  • What was your favourite At The Gates album, and why?
  • Terminal Spirit Disease, although I don't know why. It's a feeling I get.
  • What do you feel was the weakest At The Gates record, and why?
  • With Fear I Kiss The Burning Darkness, and that's mostly due to the production.
  • When asked about the possibility of new material, Tomas said “It would be fun to write together, but not under the name of At The Gates”. Providing it didn't conflict with your commitments to The Haunted, would you be receptive to the idea of writing some tracks with the guys under a new moniker?
  • Maybe, although I don't see the point in having two Metal bands.
  • At The Gates is a group deemed ahead of its time, and many bands of today attempt to replicate that sound and style within their own work. It's called the Gothenburg sound nowadays as you well know, and one that is gaining more and more recognition each and every day. What do you feel At The Gates personally contributed to the so callled Gothenburg sound, and what elements of the band can you hear in the music of today's artists?
  • We contributed to melody in Extreme Metal, though we weren't the first to use melodies. I don't really keep up with new and upcoming groups, but the ones I hear don't resemble At The Gates at all.
  • What do you feel sets out At The Gates from the plethora of other artists out there? What makes At The Gates such a special group?
  • The composition of people within the group is always the major factor.
  • How would you like the legacy of At The Gates to be remembered in years to come?
  • Hopefully with respect.
  • Thanks for the interview Anders, and for leaving a lasting legacy in the metal scene with At The Gates. Do you have any message for the fans that supported the group over all these years, and those who intend to see the group in 2008's summer?

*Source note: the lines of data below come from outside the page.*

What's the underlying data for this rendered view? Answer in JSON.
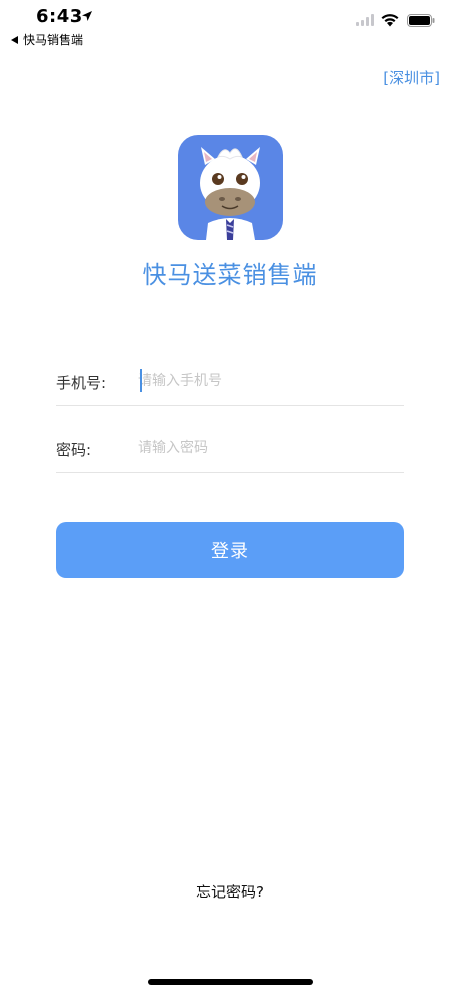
{
  "status_bar": {
    "time": "6:43",
    "back_app_label": "快马销售端"
  },
  "header": {
    "city_link": "[深圳市]"
  },
  "app": {
    "title": "快马送菜销售端",
    "brand_color": "#5a86e6",
    "accent_color": "#4a90e2"
  },
  "form": {
    "phone": {
      "label": "手机号:",
      "placeholder": "请输入手机号",
      "value": ""
    },
    "password": {
      "label": "密码:",
      "placeholder": "请输入密码",
      "value": ""
    },
    "login_label": "登录",
    "login_color": "#5b9ef7"
  },
  "footer": {
    "forgot_label": "忘记密码?"
  },
  "icons": [
    "location-arrow-icon",
    "back-arrow-icon",
    "cellular-signal-icon",
    "wifi-icon",
    "battery-icon",
    "horse-mascot-logo"
  ]
}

  • Thanks; I'll see you next year. If you have any questions in general, just email me at dahaunted@hotmail.com. Thanks! Keep supporting Metal!